The book revolves around the son of a prominent Toronto businessman named Robert Ross who enlists as an officer in the Canadian Artillery in 1915. The book starts off right before Robert enlists, focusing not only on Robert but also his mother and, later, the soldiers he meets and befriends. The novel is part mystery: at the outset we find out that Leftenant Robert did something really bad in Belgium, in a small wood near Ypres. We’re not sure at all what it is he did, but we know Robert died and that his death is related to this infamous incident.
The narrative voice flits between third person perspectives and the second person perspective of an archivist researching Robert Ross (“You look at a photo of Robert riding a stallion. On the back of the grainy photo is the year, 1913″). The archivist interviews various people who knew Robert before and during the war. It’s a creative way of writing. Throughout the novel, the author breaks through the “fourth wall” and talks directly to the reader. When a secondary character, Robert’s friend, is killed on the front line, the author reminds you that “632,234 souls preceded him”. The war scenes are legitimately scary without being too violent. We barely meet any Germans, but the author makes war terrifying nonetheless.
The characters in the story itself are kind of weak.Read more ›
Yes, the characters are not normal--but they start off that way. It is the war that tears apart their family, turns them into killers, forces them to commit acts of depravity. Yes, Ross is a very complex character--but not to begin with. He begins as a simple, if not naive young adult in Canada and ends a mad, misunderstood soldier in Europe. Yes, Findley changes the narrative every 20 pages or so and yes, it can be confusing. But the book is about finding the humanity in the inhumanity of war by taking a look at a fictional but personal case. Findley's aim is not neatly tying up loose ends and making everything "fit" but unravelling tied ends and showing that nothing "fits."
If you enjoy happy endings that give easy answers and generic lessons, read another book. Findley's work is complicated, disturbing, and heavy and I for one enjoyed it. It's a book I still think about years after reading it and would recommend not "burning it to the ground" as some other critics have suggested, but leaving it until one is mature enough to comprehend its brevity.
Most recent customer reviews
I got this book for my English class and I have to say, I really enjoyed it. I read it twice, it was a great book.Published 17 months ago by LSHuff
I'm commenting only on the physical quality of this edition of the novel (Penguin Modern Classics, 2014). Read morePublished 19 months ago
It was written in, marked up, and slightly ripped. A bit disappointed in the quality.Published 22 months ago by Fred Entz
The book was okay. Needed it for a class and it came in good condition.Published on July 14 2014 by Kaylee Verkruisen
This novel speaks volumes in symbolism and will always be close to my heart. Through all the hard and the few good this book will make your heart sing and cry.Published on May 8 2014 by Gracelynn
I loved Timothy Findley's book. It's just so gorgeous in every way. The style, the concept of making the reader an historiographer, the fragmented narrative--all of this makes 'The... Read morePublished on Dec 3 2012 by AP

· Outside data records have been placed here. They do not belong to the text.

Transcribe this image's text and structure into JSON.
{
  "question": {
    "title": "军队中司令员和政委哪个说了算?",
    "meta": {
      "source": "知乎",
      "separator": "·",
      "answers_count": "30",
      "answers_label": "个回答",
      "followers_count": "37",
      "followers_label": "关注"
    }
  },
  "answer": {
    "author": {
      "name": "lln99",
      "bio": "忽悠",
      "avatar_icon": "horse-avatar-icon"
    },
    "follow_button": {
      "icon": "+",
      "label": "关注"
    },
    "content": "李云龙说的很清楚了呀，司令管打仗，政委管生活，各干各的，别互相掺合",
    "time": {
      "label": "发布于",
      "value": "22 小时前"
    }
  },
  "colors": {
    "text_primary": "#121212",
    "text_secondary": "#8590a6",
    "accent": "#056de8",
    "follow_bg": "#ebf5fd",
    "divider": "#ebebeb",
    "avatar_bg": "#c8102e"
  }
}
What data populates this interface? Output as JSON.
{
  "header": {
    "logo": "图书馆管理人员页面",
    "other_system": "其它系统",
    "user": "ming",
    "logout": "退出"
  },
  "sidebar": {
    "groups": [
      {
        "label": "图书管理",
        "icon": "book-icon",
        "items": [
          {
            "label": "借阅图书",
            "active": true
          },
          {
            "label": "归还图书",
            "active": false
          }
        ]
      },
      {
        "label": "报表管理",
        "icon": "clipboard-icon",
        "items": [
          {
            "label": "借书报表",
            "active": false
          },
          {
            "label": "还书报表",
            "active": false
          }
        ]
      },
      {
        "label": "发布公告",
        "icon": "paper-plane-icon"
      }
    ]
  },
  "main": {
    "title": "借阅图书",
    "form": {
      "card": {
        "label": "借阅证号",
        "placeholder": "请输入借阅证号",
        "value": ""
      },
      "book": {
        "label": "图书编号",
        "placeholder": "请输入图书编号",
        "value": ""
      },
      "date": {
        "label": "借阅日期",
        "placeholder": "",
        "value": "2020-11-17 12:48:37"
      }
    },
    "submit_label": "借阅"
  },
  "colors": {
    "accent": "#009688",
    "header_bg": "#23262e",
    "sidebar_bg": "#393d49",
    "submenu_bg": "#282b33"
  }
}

It's been 18 years since I read this book and I remember it clearly. The writing is THAT good. Just now, as I write this review, I'm thumbing through it and I can vividly recall... Read morePublished on Dec 30 2011 by David Sabine
I read this many years ago, but Findlay's vision of the war remains in my memory as vivid and telling. Read morePublished on Dec 2 2010 by V Woolf

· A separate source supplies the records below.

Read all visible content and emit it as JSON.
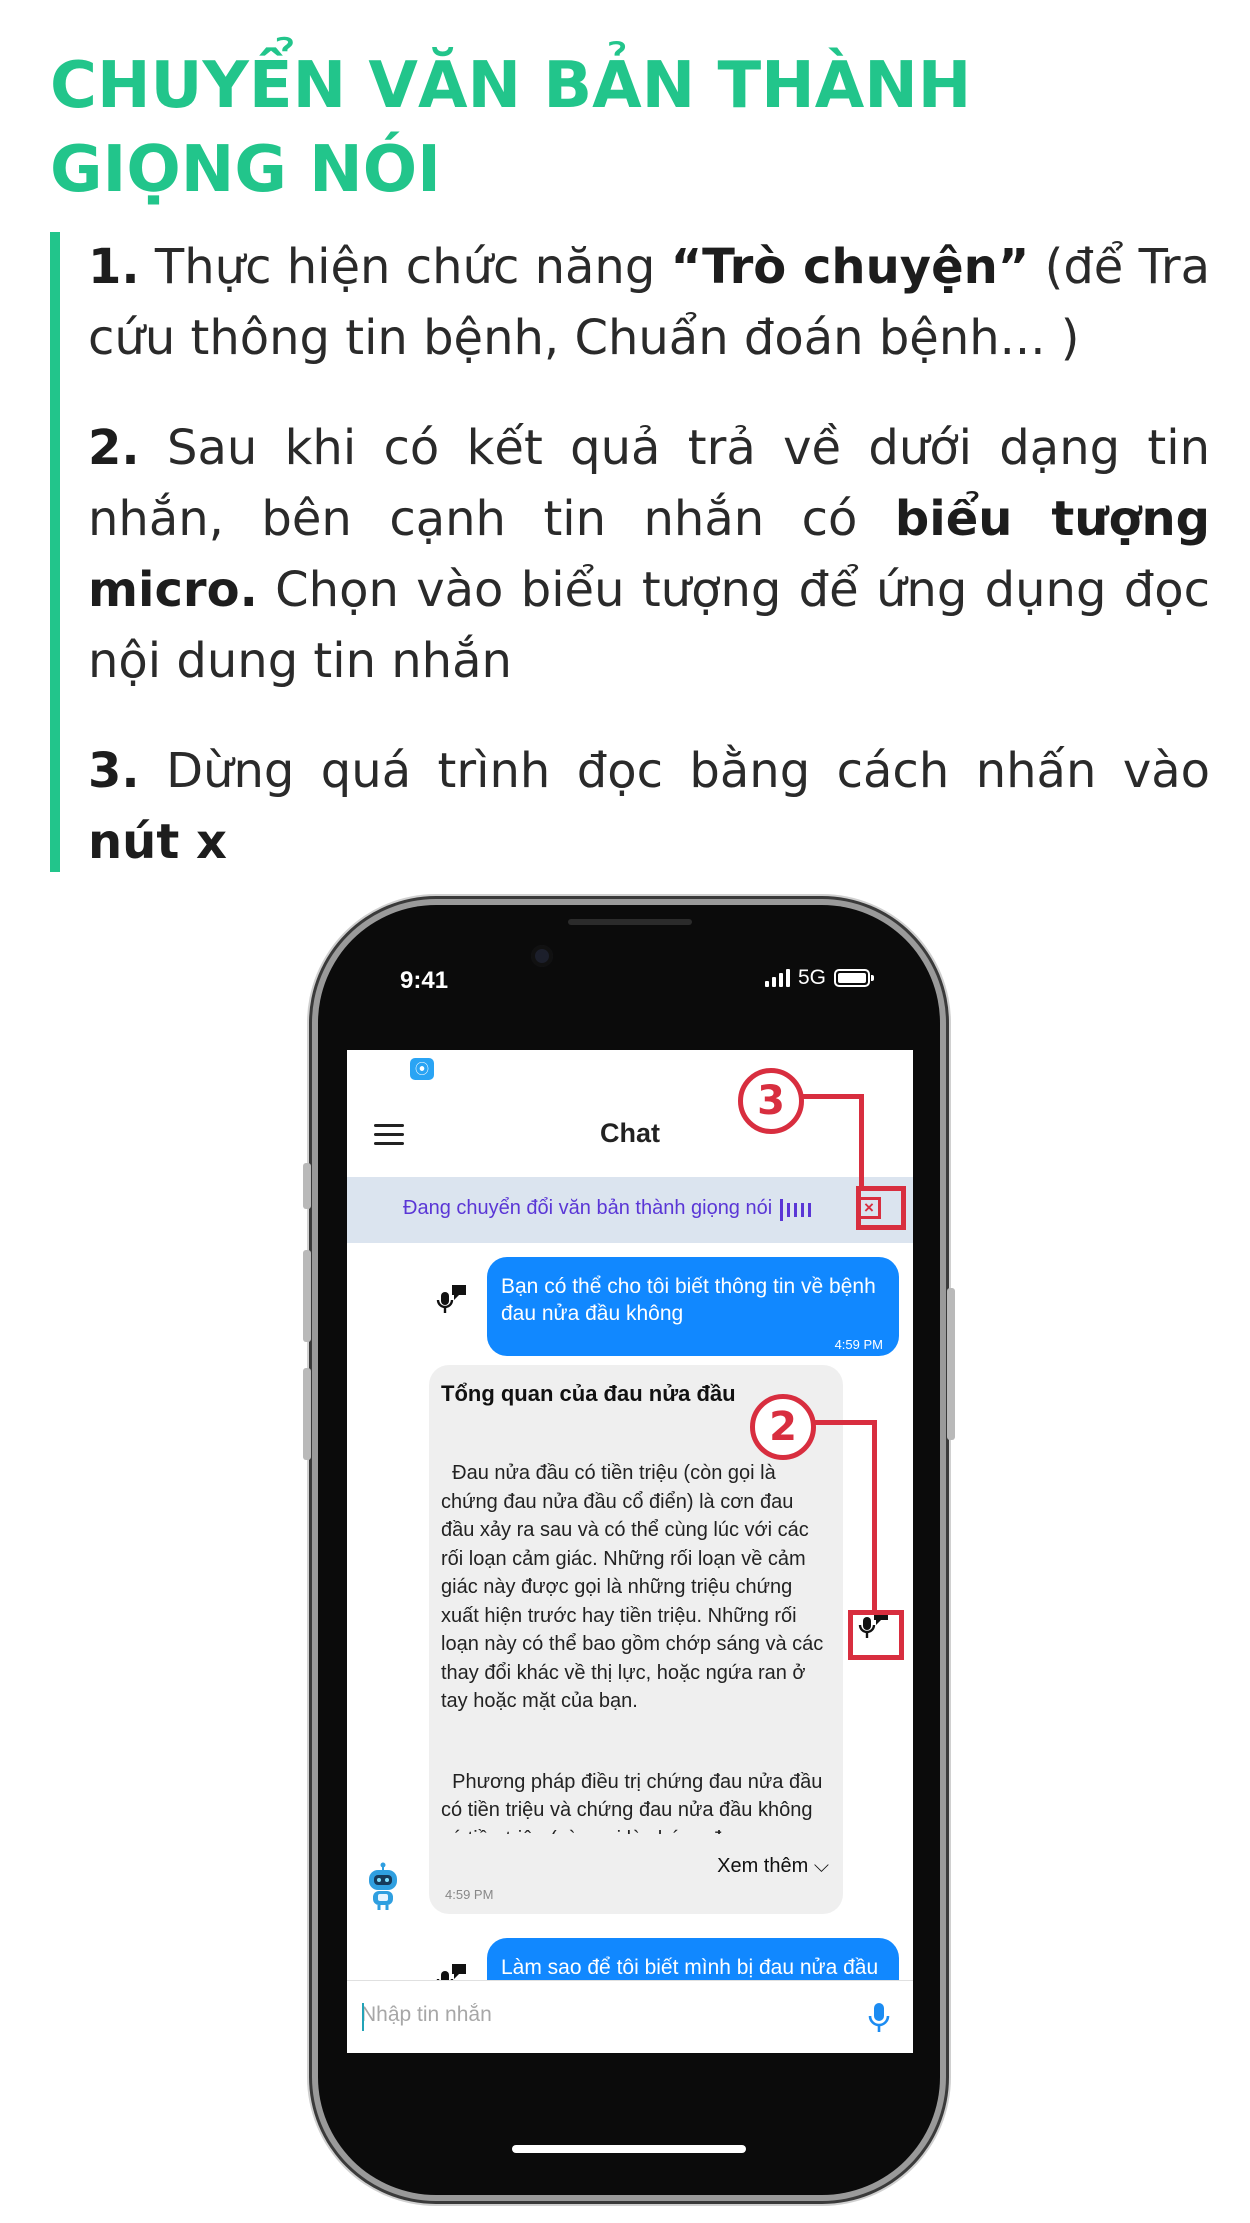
{
  "heading": "CHUYỂN VĂN BẢN THÀNH GIỌNG NÓI",
  "steps": {
    "s1": {
      "num": "1.",
      "pre": " Thực hiện chức năng ",
      "bold": "“Trò chuyện”",
      "post": " (để Tra cứu thông tin bệnh, Chuẩn đoán bệnh... )"
    },
    "s2": {
      "num": "2.",
      "pre": " Sau khi có kết quả trả về dưới dạng tin nhắn, bên cạnh tin nhắn có ",
      "bold": "biểu tượng micro.",
      "post": " Chọn vào biểu tượng để ứng dụng đọc nội dung tin nhắn"
    },
    "s3": {
      "num": "3.",
      "pre": " Dừng quá trình đọc bằng cách nhấn vào ",
      "bold": "nút x",
      "post": ""
    }
  },
  "phone": {
    "time": "9:41",
    "network": "5G",
    "app_icon": "radio-waves-icon",
    "chat_title": "Chat",
    "tts_status": "Đang chuyển đổi văn bản thành giọng nói",
    "close_glyph": "×",
    "messages": {
      "user1": {
        "text": "Bạn có thể cho tôi biết thông tin về bệnh đau nửa đầu không",
        "time": "4:59 PM"
      },
      "bot1": {
        "title": "Tổng quan của đau nửa đầu",
        "para1": "Đau nửa đầu có tiền triệu (còn gọi là chứng đau nửa đầu cổ điển) là cơn đau đầu xảy ra sau và có thể cùng lúc với các rối loạn cảm giác. Những rối loạn về cảm giác này được gọi là những triệu chứng xuất hiện trước hay tiền triệu. Những rối loạn này có thể bao gồm chớp sáng và các thay đổi khác về thị lực, hoặc ngứa ran ở tay hoặc mặt của bạn.",
        "para2": "Phương pháp điều trị chứng đau nửa đầu có tiền triệu và chứng đau nửa đầu không có tiền triệu (còn gọi là chứng đau",
        "more": "Xem thêm",
        "time": "4:59 PM"
      },
      "user2": {
        "text": "Làm sao để tôi biết mình bị đau nửa đầu"
      }
    },
    "input_placeholder": "Nhập tin nhắn"
  },
  "annotations": {
    "a2": "2",
    "a3": "3"
  },
  "colors": {
    "accent_green": "#22c58b",
    "callout_red": "#d82e3f",
    "user_bubble": "#1188ff",
    "tts_purple": "#5a36d6"
  }
}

First off I would like to say that I have one specific type of book in my library....WW1 and WW11 Military history. I read both fictional and non fictional accounts.... Read morePublished on Oct. 20 2009 by Furyman